PROBLEM STATEMENT: Below are some records; copy each line in them that contains "Grey".
+++
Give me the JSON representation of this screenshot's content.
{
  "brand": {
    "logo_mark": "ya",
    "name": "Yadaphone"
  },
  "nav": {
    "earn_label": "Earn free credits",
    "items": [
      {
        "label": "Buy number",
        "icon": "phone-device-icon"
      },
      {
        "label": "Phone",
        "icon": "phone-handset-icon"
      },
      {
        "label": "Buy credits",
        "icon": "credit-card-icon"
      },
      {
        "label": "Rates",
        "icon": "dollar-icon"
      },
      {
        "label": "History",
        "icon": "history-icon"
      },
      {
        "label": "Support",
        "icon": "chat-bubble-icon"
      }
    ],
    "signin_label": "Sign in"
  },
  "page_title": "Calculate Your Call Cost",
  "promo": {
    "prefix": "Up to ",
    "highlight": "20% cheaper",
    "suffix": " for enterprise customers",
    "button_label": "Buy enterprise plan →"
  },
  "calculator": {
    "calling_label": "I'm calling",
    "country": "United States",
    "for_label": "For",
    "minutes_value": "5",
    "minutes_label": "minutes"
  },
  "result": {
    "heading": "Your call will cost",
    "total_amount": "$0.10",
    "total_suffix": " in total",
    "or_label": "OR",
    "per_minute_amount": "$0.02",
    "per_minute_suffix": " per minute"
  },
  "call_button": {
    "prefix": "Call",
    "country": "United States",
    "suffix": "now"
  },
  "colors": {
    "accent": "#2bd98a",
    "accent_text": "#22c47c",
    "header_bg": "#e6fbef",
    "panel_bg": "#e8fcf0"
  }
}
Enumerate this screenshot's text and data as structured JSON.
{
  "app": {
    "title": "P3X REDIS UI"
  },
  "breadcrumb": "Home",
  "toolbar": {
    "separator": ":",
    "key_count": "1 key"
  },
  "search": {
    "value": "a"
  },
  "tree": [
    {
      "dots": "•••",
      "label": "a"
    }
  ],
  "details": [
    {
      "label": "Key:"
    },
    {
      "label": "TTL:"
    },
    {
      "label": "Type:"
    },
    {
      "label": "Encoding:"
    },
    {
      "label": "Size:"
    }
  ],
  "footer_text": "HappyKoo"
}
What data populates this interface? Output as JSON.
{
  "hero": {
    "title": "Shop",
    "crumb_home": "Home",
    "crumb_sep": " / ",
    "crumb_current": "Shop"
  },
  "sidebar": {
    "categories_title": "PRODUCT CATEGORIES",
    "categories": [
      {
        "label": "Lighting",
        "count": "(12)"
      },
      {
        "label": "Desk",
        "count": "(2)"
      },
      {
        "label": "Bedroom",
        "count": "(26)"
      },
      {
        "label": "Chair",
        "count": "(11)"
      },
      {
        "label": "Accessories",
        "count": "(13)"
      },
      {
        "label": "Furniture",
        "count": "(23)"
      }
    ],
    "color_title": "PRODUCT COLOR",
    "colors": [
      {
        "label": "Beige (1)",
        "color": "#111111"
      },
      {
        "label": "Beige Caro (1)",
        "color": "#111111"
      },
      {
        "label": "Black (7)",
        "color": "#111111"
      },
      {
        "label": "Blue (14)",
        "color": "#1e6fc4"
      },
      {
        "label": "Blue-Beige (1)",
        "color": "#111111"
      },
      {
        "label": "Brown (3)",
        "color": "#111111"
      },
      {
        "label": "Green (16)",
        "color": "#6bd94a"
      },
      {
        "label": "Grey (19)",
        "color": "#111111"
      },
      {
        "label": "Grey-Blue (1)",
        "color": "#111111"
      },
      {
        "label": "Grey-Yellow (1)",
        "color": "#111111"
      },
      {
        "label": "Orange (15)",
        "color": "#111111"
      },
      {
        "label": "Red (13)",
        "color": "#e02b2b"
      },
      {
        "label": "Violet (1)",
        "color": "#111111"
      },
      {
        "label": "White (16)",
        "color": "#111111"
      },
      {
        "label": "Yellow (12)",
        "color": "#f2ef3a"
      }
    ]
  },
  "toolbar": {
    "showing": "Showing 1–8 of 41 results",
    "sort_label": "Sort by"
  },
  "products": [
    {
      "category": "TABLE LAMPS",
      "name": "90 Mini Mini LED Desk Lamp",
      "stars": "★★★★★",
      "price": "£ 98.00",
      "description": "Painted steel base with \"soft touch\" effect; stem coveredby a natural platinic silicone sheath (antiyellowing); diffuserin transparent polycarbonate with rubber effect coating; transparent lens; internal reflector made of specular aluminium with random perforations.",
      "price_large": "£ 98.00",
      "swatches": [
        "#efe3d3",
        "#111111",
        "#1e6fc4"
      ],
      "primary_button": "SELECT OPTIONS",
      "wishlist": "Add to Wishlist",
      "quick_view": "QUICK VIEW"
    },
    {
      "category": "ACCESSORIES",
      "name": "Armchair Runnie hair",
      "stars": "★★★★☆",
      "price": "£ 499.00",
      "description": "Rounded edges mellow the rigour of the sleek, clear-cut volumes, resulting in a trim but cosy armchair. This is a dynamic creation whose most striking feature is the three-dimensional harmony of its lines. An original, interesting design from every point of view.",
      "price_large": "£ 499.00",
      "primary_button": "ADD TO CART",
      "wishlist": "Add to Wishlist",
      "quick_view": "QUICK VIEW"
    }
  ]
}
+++
TASK SOLUTION:
        "label": "Grey (19)",
        "label": "Grey-Blue (1)",
        "label": "Grey-Yellow (1)",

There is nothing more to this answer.